*** Excerpted records Section Begins ***

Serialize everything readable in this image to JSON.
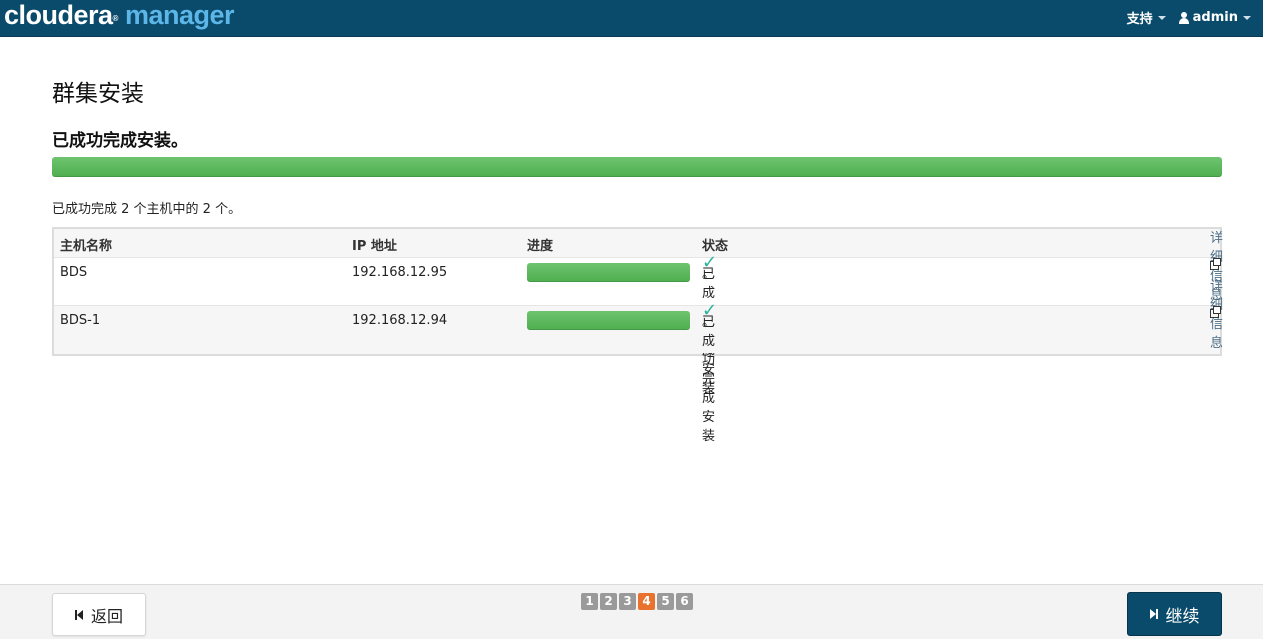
{
  "header": {
    "brand_part1": "cloudera",
    "brand_reg": "®",
    "brand_part2": "manager",
    "support_label": "支持",
    "user_label": "admin"
  },
  "main": {
    "title": "群集安装",
    "subtitle": "已成功完成安装。",
    "overall_progress": 1.0,
    "summary": "已成功完成 2 个主机中的 2 个。"
  },
  "table": {
    "headers": [
      "主机名称",
      "IP 地址",
      "进度",
      "状态"
    ],
    "rows": [
      {
        "host": "BDS",
        "ip": "192.168.12.95",
        "progress": 1.0,
        "status": "已成功完成安装",
        "status_suffix": "。",
        "detail": "详细信息"
      },
      {
        "host": "BDS-1",
        "ip": "192.168.12.94",
        "progress": 1.0,
        "status": "已成功完成安装",
        "status_suffix": "。",
        "detail": "详细信息"
      }
    ]
  },
  "footer": {
    "back_label": "返回",
    "next_label": "继续",
    "steps": [
      "1",
      "2",
      "3",
      "4",
      "5",
      "6"
    ],
    "current_step": "4"
  },
  "icons": {
    "check": "check-icon",
    "external": "external-link-icon",
    "user": "user-icon"
  },
  "colors": {
    "header_bg": "#0a4a6b",
    "brand_accent": "#5cb7e8",
    "progress_green": "#5cb85c",
    "check_teal": "#2bb39a",
    "active_step": "#e9722e"
  }
}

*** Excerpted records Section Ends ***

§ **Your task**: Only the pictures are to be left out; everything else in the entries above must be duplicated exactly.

§ **The completed task**:
Serialize everything readable in this image to JSON.
{
  "header": {
    "brand_part1": "cloudera",
    "brand_reg": "®",
    "brand_part2": "manager",
    "support_label": "支持",
    "user_label": "admin"
  },
  "main": {
    "title": "群集安装",
    "subtitle": "已成功完成安装。",
    "overall_progress": 1.0,
    "summary": "已成功完成 2 个主机中的 2 个。"
  },
  "table": {
    "headers": [
      "主机名称",
      "IP 地址",
      "进度",
      "状态"
    ],
    "rows": [
      {
        "host": "BDS",
        "ip": "192.168.12.95",
        "progress": 1.0,
        "status": "已成功完成安装",
        "status_suffix": "。",
        "detail": "详细信息"
      },
      {
        "host": "BDS-1",
        "ip": "192.168.12.94",
        "progress": 1.0,
        "status": "已成功完成安装",
        "status_suffix": "。",
        "detail": "详细信息"
      }
    ]
  },
  "footer": {
    "back_label": "返回",
    "next_label": "继续",
    "steps": [
      "1",
      "2",
      "3",
      "4",
      "5",
      "6"
    ],
    "current_step": "4"
  },
  "icons": {
    "check": "check-icon",
    "external": "external-link-icon",
    "user": "user-icon"
  },
  "colors": {
    "header_bg": "#0a4a6b",
    "brand_accent": "#5cb7e8",
    "progress_green": "#5cb85c",
    "check_teal": "#2bb39a",
    "active_step": "#e9722e"
  }
}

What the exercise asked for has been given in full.